"Chinese recovery, combined with the regional reopening, means Asia could have a good 2023," Christian Nolting, Deutsche Bank's chief investment officer, said in a note to clients. The recovery could "stabilize the economies of neighboring and many commodity exporting countries (such as those in Latin America) given that China is the dominant commodities consumer."
An energy crisis
The precarious energy situation, especially in Europe, will continue giving headaches to governments in 2023. Europe might just manage to escape a complete energy crisis this winter thanks to milder-than-normal weather and consumers cutting their energy usage.
The lower demand for heating means the region's storage facilities, which were filled to the brim last year, might remain well-stocked at the end of this winter. That's likely to keep gas prices in check next spring, helping to pull down inflation.

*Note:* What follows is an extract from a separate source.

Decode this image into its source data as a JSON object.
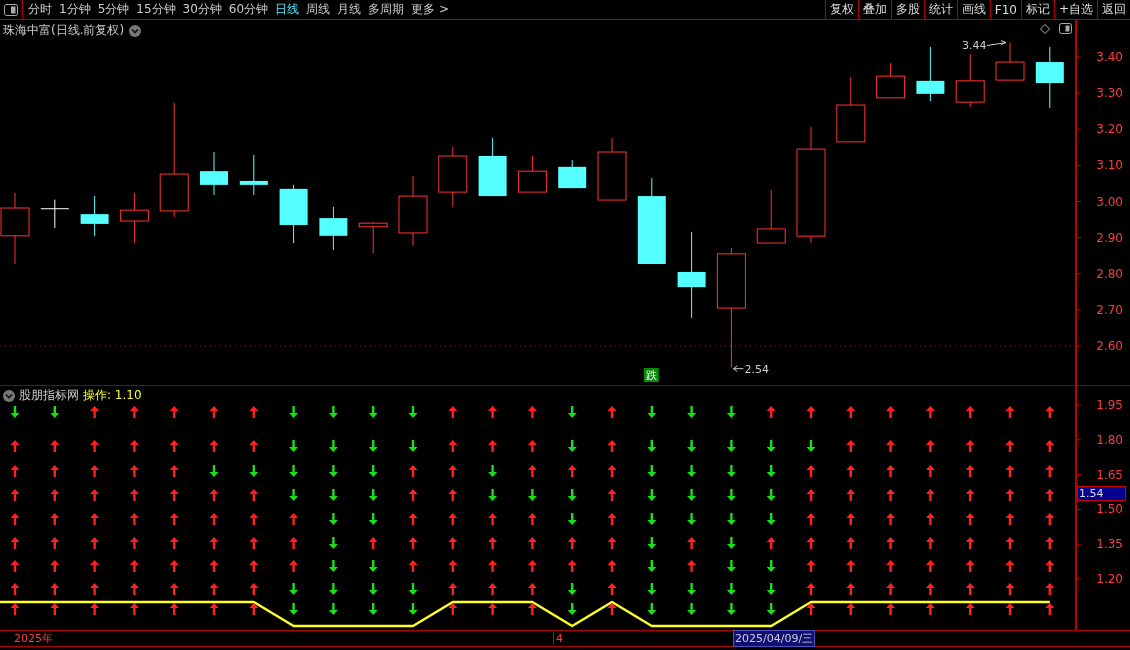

The situation could still become challenging ahead of next winter. Having spent hundreds of billions of euros last year scouting for alternatives to Russian energy and shielding consumers, Europe might struggle to once again fill up its storage facilities. The competition for liquefied natural gas will be especially tough as China reopens and traditional Asian buyers like Japan and Korea start looking for more sources of energy.
Nolting said energy remains the main risk factor for the region, "coupled with a possible shortage of gas in winter 2023/2024."
Geopolitical tensions, technology war
Military and political tensions will continue to remain among the biggest risks to the economy, much like in 2022. While there is no end in sight to Russia's war in Ukraine, US-China frictions over Taiwan, the world's top semiconductor manufacturer, and soaring tensions in the Korean Peninsula amid North Korea's missile testing are likely to keep investors on their toes this year.
"Solutions to end Russia's invasion of Ukraine remain elusive. This in turn means no solutions to the knock-on effects of this conflict on areas such as migration movements, global supplies of fossil energy commodities and food; and potential geopolitical shifts extending far beyond the region," said Nolting.
The battle for technological supremacy between the US and China might get more intense in 2023. Last year, Washington banned the transfer of advanced US semiconductor technology to China.
"A trade conflict has now morphed into an effort to set the applicable long-term standards in highly important fields such as 5G, artificial intelligence and chips," said Nolting. "Success will expand the country's power base over the long term. So both sides will not want to yield ground easily."
Edited by: Tim Rooks